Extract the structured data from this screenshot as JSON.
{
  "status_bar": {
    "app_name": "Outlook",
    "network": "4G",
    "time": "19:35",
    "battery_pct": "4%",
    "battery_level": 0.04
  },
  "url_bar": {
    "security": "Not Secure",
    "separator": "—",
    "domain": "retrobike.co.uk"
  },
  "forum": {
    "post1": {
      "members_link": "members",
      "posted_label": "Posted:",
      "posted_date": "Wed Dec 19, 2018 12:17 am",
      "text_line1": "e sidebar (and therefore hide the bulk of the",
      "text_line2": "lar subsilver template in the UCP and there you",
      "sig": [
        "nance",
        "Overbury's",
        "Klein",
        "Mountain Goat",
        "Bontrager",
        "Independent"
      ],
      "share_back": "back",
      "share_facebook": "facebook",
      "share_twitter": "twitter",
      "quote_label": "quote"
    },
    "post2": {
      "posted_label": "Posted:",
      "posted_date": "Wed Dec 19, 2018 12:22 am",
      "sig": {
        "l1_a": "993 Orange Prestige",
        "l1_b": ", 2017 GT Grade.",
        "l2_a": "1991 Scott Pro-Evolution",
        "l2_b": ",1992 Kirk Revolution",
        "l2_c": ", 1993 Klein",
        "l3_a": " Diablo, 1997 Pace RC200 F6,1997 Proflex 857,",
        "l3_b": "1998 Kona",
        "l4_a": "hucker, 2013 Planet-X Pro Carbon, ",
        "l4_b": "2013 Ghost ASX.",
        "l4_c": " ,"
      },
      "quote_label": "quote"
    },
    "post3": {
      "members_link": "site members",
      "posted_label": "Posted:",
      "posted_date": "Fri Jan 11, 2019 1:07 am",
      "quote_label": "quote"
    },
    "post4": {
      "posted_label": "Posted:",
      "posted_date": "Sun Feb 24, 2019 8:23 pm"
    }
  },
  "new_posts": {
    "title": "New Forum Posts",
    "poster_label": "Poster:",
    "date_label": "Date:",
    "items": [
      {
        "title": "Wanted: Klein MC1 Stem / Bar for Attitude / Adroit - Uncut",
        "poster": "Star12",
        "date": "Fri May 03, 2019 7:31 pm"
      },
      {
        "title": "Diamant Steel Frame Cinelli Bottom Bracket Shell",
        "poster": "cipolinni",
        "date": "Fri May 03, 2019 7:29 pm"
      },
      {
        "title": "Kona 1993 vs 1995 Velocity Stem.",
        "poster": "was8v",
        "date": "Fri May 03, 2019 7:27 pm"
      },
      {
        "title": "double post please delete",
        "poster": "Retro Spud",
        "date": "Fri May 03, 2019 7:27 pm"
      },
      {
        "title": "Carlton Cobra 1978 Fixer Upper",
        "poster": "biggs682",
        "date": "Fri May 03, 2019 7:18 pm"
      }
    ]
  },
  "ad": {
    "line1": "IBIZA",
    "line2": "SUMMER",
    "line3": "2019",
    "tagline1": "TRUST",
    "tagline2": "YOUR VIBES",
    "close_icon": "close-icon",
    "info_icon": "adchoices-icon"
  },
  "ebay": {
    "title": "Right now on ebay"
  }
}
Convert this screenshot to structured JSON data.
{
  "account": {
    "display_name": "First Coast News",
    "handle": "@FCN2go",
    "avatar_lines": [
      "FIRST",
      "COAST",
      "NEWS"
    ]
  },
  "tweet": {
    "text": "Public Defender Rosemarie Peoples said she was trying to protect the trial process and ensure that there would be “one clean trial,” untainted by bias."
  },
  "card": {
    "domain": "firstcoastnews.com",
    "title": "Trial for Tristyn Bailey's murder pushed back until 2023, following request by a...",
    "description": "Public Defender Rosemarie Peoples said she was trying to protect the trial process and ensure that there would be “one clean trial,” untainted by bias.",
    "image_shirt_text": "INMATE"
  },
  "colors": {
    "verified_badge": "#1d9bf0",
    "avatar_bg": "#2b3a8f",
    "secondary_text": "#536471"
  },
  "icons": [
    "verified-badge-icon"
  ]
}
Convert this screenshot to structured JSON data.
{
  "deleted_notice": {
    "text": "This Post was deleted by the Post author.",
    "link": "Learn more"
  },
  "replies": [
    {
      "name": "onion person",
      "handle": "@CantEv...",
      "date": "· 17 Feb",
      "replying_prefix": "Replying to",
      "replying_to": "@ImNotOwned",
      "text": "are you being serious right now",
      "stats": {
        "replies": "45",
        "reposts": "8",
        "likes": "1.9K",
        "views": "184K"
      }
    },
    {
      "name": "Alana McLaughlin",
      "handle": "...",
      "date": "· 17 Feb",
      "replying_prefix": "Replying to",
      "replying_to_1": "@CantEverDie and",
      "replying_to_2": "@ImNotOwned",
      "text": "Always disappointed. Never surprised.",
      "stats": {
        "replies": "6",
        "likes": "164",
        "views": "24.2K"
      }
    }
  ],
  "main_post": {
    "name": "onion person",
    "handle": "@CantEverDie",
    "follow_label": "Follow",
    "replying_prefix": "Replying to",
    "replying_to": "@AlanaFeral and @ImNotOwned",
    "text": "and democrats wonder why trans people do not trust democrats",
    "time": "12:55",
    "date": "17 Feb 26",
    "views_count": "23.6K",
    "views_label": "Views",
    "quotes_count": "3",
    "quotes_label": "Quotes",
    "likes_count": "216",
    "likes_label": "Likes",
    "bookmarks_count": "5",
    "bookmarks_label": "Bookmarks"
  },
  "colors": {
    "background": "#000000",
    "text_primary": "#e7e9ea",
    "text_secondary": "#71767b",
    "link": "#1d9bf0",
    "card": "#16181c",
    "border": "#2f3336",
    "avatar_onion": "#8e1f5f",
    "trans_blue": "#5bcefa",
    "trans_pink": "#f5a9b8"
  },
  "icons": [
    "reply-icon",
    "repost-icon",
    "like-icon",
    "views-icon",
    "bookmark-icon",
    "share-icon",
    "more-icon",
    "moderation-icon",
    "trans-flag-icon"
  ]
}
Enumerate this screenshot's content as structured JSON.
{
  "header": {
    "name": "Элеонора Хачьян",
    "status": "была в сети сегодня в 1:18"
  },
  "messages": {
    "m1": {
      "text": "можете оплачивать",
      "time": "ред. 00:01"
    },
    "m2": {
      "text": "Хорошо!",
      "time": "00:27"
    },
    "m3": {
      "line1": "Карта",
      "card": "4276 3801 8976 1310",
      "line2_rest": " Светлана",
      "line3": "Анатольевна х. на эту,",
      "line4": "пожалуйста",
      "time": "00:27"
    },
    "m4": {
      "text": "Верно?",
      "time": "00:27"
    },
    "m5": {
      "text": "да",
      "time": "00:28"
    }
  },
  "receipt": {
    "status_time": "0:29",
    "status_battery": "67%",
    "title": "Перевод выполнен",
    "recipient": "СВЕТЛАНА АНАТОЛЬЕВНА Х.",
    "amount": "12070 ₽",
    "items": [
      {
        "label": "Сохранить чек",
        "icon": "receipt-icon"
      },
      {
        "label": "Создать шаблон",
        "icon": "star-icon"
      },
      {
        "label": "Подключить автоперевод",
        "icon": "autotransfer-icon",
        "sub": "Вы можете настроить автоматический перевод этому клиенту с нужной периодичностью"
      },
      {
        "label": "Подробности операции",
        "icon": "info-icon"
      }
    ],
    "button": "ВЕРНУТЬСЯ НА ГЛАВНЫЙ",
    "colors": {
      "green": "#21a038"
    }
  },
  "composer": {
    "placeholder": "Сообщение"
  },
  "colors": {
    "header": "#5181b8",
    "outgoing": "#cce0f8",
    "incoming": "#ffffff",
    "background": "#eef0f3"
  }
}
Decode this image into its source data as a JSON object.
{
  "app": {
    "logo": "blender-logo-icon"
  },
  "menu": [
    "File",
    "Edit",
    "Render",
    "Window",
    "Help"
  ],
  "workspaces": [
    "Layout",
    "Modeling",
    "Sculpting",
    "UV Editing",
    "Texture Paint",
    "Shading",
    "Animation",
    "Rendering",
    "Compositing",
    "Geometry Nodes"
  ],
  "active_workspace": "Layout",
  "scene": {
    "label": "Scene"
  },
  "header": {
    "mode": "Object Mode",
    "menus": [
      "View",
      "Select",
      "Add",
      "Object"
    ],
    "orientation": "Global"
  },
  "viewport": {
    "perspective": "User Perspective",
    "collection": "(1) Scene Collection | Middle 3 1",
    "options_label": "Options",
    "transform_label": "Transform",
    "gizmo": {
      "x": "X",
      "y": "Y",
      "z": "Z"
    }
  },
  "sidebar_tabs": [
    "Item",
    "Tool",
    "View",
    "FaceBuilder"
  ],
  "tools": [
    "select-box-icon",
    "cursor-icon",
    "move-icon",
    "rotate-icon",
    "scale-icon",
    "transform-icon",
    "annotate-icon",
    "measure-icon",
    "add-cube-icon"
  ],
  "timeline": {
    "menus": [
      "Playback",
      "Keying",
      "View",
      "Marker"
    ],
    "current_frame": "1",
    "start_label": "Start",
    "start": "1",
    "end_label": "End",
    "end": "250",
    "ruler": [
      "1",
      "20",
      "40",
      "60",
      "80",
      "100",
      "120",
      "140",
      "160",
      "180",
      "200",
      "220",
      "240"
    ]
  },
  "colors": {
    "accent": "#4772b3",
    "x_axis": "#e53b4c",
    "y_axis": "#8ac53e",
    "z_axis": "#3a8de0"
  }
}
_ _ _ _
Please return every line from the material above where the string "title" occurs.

    "title": "New Forum Posts",
        "title": "Wanted: Klein MC1 Stem / Bar for Attitude / Adroit - Uncut",
        "title": "Diamant Steel Frame Cinelli Bottom Bracket Shell",
        "title": "Kona 1993 vs 1995 Velocity Stem.",
        "title": "double post please delete",
        "title": "Carlton Cobra 1978 Fixer Upper",
    "title": "Right now on ebay"
    "title": "Trial for Tristyn Bailey's murder pushed back until 2023, following request by a...",
    "title": "Перевод выполнен",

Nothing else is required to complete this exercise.